Information given:
+===+

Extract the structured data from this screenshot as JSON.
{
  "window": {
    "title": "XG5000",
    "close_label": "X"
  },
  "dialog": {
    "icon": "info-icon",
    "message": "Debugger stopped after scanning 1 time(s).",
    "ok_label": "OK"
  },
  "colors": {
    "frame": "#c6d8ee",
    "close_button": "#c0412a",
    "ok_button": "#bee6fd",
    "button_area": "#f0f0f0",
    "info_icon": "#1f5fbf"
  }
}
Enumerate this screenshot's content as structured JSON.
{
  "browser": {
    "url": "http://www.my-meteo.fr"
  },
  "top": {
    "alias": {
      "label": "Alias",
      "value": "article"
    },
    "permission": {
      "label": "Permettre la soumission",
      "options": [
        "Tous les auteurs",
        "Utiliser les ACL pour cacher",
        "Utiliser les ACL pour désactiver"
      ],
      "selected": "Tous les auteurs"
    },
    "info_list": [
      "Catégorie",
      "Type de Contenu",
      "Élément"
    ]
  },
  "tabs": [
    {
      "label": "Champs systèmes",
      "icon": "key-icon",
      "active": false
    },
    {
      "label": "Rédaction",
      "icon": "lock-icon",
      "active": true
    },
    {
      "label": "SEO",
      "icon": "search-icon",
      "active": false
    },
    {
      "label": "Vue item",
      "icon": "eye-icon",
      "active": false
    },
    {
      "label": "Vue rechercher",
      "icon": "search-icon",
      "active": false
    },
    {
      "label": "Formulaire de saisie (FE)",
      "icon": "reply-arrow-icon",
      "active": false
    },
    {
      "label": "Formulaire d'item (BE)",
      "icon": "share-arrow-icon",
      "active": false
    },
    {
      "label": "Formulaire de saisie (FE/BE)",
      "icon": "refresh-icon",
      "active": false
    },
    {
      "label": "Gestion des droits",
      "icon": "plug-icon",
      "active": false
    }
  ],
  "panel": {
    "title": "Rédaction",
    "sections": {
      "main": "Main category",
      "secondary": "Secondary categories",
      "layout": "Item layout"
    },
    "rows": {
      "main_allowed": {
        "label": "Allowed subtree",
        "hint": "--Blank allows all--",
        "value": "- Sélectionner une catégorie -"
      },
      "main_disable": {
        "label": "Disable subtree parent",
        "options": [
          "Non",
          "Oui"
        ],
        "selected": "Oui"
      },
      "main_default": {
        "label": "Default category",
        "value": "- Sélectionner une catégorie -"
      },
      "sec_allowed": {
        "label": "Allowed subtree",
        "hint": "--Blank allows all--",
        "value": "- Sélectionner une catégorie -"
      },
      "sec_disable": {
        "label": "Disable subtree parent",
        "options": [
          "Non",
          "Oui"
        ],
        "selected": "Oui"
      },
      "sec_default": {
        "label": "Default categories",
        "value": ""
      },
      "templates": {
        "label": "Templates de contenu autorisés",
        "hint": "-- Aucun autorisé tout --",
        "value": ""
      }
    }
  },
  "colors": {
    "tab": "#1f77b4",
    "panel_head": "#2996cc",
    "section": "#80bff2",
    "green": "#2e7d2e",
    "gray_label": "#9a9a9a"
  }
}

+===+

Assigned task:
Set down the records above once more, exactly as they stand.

Response for this exercise:
Extract the structured data from this screenshot as JSON.
{
  "window": {
    "title": "XG5000",
    "close_label": "X"
  },
  "dialog": {
    "icon": "info-icon",
    "message": "Debugger stopped after scanning 1 time(s).",
    "ok_label": "OK"
  },
  "colors": {
    "frame": "#c6d8ee",
    "close_button": "#c0412a",
    "ok_button": "#bee6fd",
    "button_area": "#f0f0f0",
    "info_icon": "#1f5fbf"
  }
}
Enumerate this screenshot's content as structured JSON.
{
  "browser": {
    "url": "http://www.my-meteo.fr"
  },
  "top": {
    "alias": {
      "label": "Alias",
      "value": "article"
    },
    "permission": {
      "label": "Permettre la soumission",
      "options": [
        "Tous les auteurs",
        "Utiliser les ACL pour cacher",
        "Utiliser les ACL pour désactiver"
      ],
      "selected": "Tous les auteurs"
    },
    "info_list": [
      "Catégorie",
      "Type de Contenu",
      "Élément"
    ]
  },
  "tabs": [
    {
      "label": "Champs systèmes",
      "icon": "key-icon",
      "active": false
    },
    {
      "label": "Rédaction",
      "icon": "lock-icon",
      "active": true
    },
    {
      "label": "SEO",
      "icon": "search-icon",
      "active": false
    },
    {
      "label": "Vue item",
      "icon": "eye-icon",
      "active": false
    },
    {
      "label": "Vue rechercher",
      "icon": "search-icon",
      "active": false
    },
    {
      "label": "Formulaire de saisie (FE)",
      "icon": "reply-arrow-icon",
      "active": false
    },
    {
      "label": "Formulaire d'item (BE)",
      "icon": "share-arrow-icon",
      "active": false
    },
    {
      "label": "Formulaire de saisie (FE/BE)",
      "icon": "refresh-icon",
      "active": false
    },
    {
      "label": "Gestion des droits",
      "icon": "plug-icon",
      "active": false
    }
  ],
  "panel": {
    "title": "Rédaction",
    "sections": {
      "main": "Main category",
      "secondary": "Secondary categories",
      "layout": "Item layout"
    },
    "rows": {
      "main_allowed": {
        "label": "Allowed subtree",
        "hint": "--Blank allows all--",
        "value": "- Sélectionner une catégorie -"
      },
      "main_disable": {
        "label": "Disable subtree parent",
        "options": [
          "Non",
          "Oui"
        ],
        "selected": "Oui"
      },
      "main_default": {
        "label": "Default category",
        "value": "- Sélectionner une catégorie -"
      },
      "sec_allowed": {
        "label": "Allowed subtree",
        "hint": "--Blank allows all--",
        "value": "- Sélectionner une catégorie -"
      },
      "sec_disable": {
        "label": "Disable subtree parent",
        "options": [
          "Non",
          "Oui"
        ],
        "selected": "Oui"
      },
      "sec_default": {
        "label": "Default categories",
        "value": ""
      },
      "templates": {
        "label": "Templates de contenu autorisés",
        "hint": "-- Aucun autorisé tout --",
        "value": ""
      }
    }
  },
  "colors": {
    "tab": "#1f77b4",
    "panel_head": "#2996cc",
    "section": "#80bff2",
    "green": "#2e7d2e",
    "gray_label": "#9a9a9a"
  }
}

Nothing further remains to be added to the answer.